Background: Biological processes of aging are thought to be modifiable causes of many different chronic diseases. Measures of biological aging could provide sensitive endpoints for studies of risk factors hypothesized to shorten healthy lifespan and/or interventions that extend it. But uncertainty remains about how to measure biological aging and if proposed measures assess the same thing. Method: We tested four proposed measures of biological aging that could be quantified with available data from the National Health and Nutrition Examination Survey (NHANES), Klemera-Doubal method (KDM) Biological Age, homeostatic dysregulation, Levine Method (LM) Biological Age, and leukocyte telomere length. Results: We analyzed data collected during 1999–2002, when all four biological aging meausres could be taken. Participants’ KDM biological ages, homeostatic dysregulation levels, LM biological ages, and telomere length were all correlated with their chronological ages. KDM Biological Age, homeostatic dysregulation, and LM Biological Age were all correlated with one another, but these measures were uncorrelated with telomere length. Participants’ with more advanced biological aging performed worse on tests of physical, cognitive, and perceptual functioning and reported more limitations to their daily activities and more pain, and rated themselves as being in worse health. In parallel, participants with risk factors for shorter healthy lifespan exhibited more advanced biological aging. In both sets of analyses, effect-sizes tended to be larger for KDM Biological Age, homeostatic dysregulation, and LM Biological Age as compared to telomere length. Discussion: The cellular-level aging biomarker telomere length may measure different aspects of the aging process as compared to the patient-level physiological composite measures KDM Biological Age, homeostatic dysregulation, and LM Biological Age. Studies aiming to test if risk factors accelerate aging or if interventions may slow aging should not treat proposed measures of aging as interchangeable.

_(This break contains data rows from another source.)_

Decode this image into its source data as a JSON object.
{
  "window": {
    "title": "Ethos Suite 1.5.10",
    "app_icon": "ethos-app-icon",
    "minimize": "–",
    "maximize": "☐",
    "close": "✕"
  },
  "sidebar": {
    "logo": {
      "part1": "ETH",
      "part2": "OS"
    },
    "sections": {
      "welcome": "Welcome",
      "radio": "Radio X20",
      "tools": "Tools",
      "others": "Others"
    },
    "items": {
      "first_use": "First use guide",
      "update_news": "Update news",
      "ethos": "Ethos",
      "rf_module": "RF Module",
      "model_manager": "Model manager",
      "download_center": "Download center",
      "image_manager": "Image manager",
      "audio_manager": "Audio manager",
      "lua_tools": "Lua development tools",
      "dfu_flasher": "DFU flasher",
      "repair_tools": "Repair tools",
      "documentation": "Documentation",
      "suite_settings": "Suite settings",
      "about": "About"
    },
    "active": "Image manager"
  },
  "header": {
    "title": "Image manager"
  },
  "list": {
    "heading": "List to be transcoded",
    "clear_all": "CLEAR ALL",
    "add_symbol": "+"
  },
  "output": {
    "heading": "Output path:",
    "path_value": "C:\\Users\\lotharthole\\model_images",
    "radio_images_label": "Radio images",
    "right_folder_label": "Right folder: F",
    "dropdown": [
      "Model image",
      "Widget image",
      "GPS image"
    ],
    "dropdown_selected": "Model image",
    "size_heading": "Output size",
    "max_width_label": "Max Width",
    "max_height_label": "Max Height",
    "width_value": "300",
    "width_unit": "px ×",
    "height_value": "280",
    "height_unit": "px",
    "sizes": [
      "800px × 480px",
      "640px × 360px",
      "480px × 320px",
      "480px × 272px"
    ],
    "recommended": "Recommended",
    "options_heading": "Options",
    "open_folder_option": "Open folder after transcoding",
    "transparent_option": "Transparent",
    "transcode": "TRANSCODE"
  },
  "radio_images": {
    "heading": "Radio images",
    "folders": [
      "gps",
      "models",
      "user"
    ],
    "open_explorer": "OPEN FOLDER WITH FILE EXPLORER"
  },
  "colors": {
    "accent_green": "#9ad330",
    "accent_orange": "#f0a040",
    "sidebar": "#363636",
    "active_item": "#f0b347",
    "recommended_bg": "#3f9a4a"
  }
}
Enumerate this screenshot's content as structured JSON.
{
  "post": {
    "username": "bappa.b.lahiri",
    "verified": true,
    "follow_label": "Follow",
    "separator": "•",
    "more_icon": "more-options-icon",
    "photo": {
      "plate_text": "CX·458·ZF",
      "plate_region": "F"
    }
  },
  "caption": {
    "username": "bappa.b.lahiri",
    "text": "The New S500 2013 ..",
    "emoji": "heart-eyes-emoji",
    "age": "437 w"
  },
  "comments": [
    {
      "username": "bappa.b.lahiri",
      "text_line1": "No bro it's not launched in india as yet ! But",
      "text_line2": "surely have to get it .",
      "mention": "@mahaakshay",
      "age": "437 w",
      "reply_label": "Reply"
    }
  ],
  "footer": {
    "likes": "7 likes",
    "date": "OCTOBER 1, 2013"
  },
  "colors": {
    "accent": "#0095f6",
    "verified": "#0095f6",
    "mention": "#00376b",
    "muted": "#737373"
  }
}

All Science Journal Classification (ASJC) codes
- Endocrinology, Diabetes and Metabolism
- Endocrine and Autonomic Systems
- Psychiatry and Mental health
- Biological Psychiatry